Study Finds High-Dose Naloxone Didn’t Reduce Overdose Deaths
The new higher-dose nasal spray did not save more lives than the regular dose, and it drove up side effects. Separately, reports say opioid overdoses are rising among teens, but inpatient care remains rare. Also in the news: CDC data show how teens use drugs to combat stress.
Higher-Dose Naloxone Spray Didn't Save More Lives, Researchers Find
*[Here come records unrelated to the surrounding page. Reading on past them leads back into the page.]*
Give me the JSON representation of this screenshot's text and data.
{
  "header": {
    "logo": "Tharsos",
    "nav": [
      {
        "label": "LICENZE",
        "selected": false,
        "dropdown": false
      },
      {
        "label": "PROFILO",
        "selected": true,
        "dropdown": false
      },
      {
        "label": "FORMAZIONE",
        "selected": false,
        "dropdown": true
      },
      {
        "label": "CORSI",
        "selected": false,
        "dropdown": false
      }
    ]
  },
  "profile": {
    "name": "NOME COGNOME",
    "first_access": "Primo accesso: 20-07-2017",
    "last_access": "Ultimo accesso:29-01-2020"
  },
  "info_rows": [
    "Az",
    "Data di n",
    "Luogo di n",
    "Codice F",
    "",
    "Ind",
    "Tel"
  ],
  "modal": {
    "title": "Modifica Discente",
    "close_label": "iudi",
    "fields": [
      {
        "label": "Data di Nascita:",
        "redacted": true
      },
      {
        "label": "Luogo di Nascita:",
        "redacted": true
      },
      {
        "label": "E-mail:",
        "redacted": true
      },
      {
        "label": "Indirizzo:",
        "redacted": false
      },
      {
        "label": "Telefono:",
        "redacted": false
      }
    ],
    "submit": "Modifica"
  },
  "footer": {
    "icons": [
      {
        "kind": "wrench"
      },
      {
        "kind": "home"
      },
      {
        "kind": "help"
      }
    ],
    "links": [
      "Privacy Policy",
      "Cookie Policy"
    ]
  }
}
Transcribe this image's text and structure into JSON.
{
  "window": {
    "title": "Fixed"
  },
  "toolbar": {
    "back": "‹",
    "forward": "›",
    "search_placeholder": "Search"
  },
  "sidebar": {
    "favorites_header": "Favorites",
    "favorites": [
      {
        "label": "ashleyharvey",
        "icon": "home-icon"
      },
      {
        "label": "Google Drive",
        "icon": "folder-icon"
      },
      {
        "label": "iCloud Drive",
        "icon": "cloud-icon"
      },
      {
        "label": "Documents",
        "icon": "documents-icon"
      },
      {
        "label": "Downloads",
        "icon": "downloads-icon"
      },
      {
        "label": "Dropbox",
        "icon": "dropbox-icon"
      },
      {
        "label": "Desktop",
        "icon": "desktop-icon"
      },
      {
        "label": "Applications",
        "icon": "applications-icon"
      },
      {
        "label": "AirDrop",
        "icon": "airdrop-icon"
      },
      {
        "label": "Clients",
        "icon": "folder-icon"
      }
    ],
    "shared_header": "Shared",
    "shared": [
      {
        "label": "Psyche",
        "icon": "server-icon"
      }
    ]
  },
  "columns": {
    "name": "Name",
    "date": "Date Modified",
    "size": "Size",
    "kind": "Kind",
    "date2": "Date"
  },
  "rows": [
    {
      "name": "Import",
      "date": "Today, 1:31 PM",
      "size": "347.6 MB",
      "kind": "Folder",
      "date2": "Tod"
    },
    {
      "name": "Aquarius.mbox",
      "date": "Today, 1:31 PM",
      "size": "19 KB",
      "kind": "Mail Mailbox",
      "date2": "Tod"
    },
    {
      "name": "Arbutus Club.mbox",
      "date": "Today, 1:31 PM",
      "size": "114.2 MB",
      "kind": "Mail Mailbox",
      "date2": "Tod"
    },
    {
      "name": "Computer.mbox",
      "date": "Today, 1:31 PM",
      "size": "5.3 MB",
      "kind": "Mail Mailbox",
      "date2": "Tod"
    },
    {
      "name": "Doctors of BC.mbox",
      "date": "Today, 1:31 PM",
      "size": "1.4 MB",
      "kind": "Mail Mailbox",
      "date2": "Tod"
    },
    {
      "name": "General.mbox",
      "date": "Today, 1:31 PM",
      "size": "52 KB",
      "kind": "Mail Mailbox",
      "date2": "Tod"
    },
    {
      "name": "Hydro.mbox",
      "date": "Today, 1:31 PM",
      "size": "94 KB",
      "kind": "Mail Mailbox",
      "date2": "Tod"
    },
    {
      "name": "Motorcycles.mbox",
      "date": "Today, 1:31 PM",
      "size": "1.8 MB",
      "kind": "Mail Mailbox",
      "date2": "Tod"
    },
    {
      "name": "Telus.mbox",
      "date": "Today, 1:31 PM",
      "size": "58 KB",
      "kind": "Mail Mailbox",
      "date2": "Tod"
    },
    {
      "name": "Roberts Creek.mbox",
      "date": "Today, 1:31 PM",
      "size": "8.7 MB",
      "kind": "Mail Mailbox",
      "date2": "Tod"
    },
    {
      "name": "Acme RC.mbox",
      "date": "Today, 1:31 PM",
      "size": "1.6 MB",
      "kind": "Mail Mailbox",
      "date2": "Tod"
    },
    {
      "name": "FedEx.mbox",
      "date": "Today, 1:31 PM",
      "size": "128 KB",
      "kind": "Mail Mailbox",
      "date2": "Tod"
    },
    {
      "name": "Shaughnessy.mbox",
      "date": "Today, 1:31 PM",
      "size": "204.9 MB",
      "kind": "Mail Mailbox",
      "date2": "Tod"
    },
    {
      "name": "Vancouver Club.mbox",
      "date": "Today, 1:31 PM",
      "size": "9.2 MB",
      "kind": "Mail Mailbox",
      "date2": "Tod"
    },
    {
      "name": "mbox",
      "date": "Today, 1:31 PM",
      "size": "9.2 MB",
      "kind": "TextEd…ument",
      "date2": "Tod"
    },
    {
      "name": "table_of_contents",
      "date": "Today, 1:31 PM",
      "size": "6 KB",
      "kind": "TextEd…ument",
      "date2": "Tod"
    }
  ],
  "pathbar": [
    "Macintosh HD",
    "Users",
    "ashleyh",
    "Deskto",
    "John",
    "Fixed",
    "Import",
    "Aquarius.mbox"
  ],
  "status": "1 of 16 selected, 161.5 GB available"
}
A new, higher-dose nasal spray for reversing opioid overdoses did not save more lives than the previous standard dose, but it did cause more vomiting and other side effects, researchers wrote in a study published Thursday. The 8-milligram naloxone spray — twice as potent as the highest dose previously available — was approved two years ago after pressure from experts and patient advocates who noted lower-dose antidotes often were being given multiple times to people suffering overdoses. (Stobbe, 2/8)
Opioid Overdoses Rising Among Teens. Why Is Inpatient Care So Rare?
As overdose deaths continue to increase among American teens, treatment for opioid use disorder remains limited. A new study shows that one intervention – inpatient treatment – is inaccessible to many. Few facilities exist nationwide and they are often unaffordable for families whose children are struggling with opioid addiction. Families must navigate a complex web of addiction treatment services as they try to avoid another overdose for their children, the study found. (Cuevas, 2/9)
CDC Report Finds Teens Use Drugs To Ease Stress And Anxiety, Often While Alone
Teenagers with suspected substance use problems say they turn to drugs because of a crushing need to relax and escape worries, according to research published Thursday by the Centers for Disease Control and Prevention. The new findings follow reports of rising anxiety and depression among the nation's youth, including unprecedented levels of hopelessness. (Edwards, 2/8)
San Francisco Chronicle:
Critics Bash Breed’s Measure To Mandate Welfare Drug Screening
A group of San Francisco addiction treatment providers and medical professionals are fighting Mayor London Breed’s ballot measure to mandate drug screenings for welfare recipients, calling it a “cynical ploy to shift blame onto the poorest San Franciscans.” The group launched an opposition campaign Thursday. “Prop F’s potential for harm is undeniable,” said Gary McCoy, a spokesperson for HealthRight 360, the city’s largest addiction treatment provider. (Angst, 2/8)
On marijuana use —
Navy Now Forgiving Recruits' Prior Marijuana Use As It Looks To Cut More Losses At Boot Camp
The Navy is no longer immediately kicking out recruits who arrive at boot camp at Recruit Training Command in Great Lakes, Illinois, with detectable amounts of marijuana in their system. The service has expanded the authority to grant waivers for any recruits who initially test positive for THC, the main psychoactive compound in marijuana, Rear Adm. James Waters, the director of the Navy's military personnel plans and policy division, told a group of reporters Thursday. (Toropin, 2/8)